__Your instructions__:
Exactly reproduce each entry, leaving out nothing.

*** Extracted entries Section Begins ***

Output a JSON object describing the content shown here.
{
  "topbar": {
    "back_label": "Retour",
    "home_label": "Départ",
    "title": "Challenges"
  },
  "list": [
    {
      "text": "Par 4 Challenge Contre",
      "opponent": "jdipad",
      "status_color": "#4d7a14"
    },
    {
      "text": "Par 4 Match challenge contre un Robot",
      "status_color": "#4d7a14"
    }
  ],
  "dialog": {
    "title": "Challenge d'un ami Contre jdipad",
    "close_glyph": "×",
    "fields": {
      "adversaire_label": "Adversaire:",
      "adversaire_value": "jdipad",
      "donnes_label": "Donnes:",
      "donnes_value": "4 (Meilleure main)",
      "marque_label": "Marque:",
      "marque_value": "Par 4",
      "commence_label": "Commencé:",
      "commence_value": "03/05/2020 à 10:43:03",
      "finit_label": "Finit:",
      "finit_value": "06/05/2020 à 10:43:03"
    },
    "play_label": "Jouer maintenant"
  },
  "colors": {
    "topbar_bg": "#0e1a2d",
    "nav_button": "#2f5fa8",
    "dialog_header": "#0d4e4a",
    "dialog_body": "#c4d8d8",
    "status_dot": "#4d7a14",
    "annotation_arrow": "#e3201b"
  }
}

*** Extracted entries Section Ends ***

__Response area__:
Output a JSON object describing the content shown here.
{
  "topbar": {
    "back_label": "Retour",
    "home_label": "Départ",
    "title": "Challenges"
  },
  "list": [
    {
      "text": "Par 4 Challenge Contre",
      "opponent": "jdipad",
      "status_color": "#4d7a14"
    },
    {
      "text": "Par 4 Match challenge contre un Robot",
      "status_color": "#4d7a14"
    }
  ],
  "dialog": {
    "title": "Challenge d'un ami Contre jdipad",
    "close_glyph": "×",
    "fields": {
      "adversaire_label": "Adversaire:",
      "adversaire_value": "jdipad",
      "donnes_label": "Donnes:",
      "donnes_value": "4 (Meilleure main)",
      "marque_label": "Marque:",
      "marque_value": "Par 4",
      "commence_label": "Commencé:",
      "commence_value": "03/05/2020 à 10:43:03",
      "finit_label": "Finit:",
      "finit_value": "06/05/2020 à 10:43:03"
    },
    "play_label": "Jouer maintenant"
  },
  "colors": {
    "topbar_bg": "#0e1a2d",
    "nav_button": "#2f5fa8",
    "dialog_header": "#0d4e4a",
    "dialog_body": "#c4d8d8",
    "status_dot": "#4d7a14",
    "annotation_arrow": "#e3201b"
  }
}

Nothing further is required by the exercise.